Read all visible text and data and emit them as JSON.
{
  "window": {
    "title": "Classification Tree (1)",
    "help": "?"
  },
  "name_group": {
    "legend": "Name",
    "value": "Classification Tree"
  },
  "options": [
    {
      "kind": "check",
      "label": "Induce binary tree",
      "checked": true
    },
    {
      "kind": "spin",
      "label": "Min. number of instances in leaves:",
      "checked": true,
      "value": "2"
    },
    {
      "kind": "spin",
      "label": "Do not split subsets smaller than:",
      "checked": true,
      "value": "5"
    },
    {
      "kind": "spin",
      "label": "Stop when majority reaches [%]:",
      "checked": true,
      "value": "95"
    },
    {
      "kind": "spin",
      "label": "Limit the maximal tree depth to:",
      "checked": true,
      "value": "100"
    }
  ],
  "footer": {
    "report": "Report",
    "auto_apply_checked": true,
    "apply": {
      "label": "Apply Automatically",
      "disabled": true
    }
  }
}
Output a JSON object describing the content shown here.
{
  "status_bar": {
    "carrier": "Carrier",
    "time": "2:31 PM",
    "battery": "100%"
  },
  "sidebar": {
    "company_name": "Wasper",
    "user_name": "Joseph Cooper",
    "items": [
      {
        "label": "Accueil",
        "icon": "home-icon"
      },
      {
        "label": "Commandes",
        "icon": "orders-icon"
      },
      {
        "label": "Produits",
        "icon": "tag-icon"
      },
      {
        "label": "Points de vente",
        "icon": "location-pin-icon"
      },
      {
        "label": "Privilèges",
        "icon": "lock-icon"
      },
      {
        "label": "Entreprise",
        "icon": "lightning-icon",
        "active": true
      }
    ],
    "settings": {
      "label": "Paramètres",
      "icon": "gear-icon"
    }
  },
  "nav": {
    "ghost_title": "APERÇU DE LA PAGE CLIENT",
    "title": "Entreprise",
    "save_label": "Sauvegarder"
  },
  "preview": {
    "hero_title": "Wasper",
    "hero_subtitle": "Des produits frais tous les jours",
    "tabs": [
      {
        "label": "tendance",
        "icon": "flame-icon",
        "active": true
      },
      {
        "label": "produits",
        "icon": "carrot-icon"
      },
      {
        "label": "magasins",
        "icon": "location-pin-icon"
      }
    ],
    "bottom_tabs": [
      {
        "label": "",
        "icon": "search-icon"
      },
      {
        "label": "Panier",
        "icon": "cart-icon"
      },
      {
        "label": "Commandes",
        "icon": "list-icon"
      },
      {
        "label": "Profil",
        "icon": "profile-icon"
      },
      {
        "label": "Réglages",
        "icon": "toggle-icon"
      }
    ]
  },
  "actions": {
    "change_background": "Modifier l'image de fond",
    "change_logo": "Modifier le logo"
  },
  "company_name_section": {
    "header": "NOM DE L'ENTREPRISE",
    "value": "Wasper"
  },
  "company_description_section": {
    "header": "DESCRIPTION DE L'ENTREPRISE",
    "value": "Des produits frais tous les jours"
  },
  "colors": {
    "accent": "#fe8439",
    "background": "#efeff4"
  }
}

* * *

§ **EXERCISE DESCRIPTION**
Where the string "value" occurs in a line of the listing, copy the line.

§ **OUTPUT FOR THIS EXERCISE**
    "value": "Classification Tree"
      "value": "2"
      "value": "5"
      "value": "95"
      "value": "100"
    "value": "Wasper"
    "value": "Des produits frais tous les jours"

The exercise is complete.